* [Excerpted data]

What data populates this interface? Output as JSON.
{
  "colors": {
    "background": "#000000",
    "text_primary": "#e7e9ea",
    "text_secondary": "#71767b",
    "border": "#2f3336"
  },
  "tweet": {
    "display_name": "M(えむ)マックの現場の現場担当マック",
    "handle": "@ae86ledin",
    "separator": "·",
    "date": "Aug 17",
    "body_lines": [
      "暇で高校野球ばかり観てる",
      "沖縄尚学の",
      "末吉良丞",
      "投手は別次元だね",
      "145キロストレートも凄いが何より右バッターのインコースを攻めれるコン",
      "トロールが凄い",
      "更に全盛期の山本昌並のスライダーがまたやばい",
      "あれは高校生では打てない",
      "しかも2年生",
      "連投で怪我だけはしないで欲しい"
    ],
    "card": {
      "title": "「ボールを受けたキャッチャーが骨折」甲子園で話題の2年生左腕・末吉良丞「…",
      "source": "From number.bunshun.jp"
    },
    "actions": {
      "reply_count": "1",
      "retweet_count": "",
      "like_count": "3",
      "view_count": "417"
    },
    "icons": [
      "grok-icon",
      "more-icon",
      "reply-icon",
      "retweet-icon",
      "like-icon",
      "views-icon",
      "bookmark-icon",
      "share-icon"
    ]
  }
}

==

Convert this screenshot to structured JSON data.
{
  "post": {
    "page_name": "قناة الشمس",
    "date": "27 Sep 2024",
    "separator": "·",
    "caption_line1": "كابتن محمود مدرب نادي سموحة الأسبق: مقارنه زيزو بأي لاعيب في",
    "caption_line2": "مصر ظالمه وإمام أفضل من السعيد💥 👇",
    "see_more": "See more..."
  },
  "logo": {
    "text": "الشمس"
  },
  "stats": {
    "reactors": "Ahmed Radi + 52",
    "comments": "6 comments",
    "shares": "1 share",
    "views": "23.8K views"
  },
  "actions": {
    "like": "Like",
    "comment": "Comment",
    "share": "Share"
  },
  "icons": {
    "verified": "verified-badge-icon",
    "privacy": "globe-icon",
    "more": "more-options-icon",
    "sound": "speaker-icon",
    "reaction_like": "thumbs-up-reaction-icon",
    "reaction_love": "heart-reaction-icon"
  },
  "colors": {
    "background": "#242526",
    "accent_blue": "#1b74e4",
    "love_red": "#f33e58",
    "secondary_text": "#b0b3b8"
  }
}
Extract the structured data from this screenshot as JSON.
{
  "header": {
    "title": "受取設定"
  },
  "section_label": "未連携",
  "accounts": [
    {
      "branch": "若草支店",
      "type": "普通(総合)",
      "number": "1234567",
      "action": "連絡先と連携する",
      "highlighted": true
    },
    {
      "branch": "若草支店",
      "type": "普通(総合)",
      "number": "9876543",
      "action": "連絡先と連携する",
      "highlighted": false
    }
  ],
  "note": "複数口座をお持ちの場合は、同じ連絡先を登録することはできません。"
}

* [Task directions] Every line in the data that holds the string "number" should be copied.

* [Answer to this problem]
      "source": "From number.bunshun.jp"
      "number": "1234567",
      "number": "9876543",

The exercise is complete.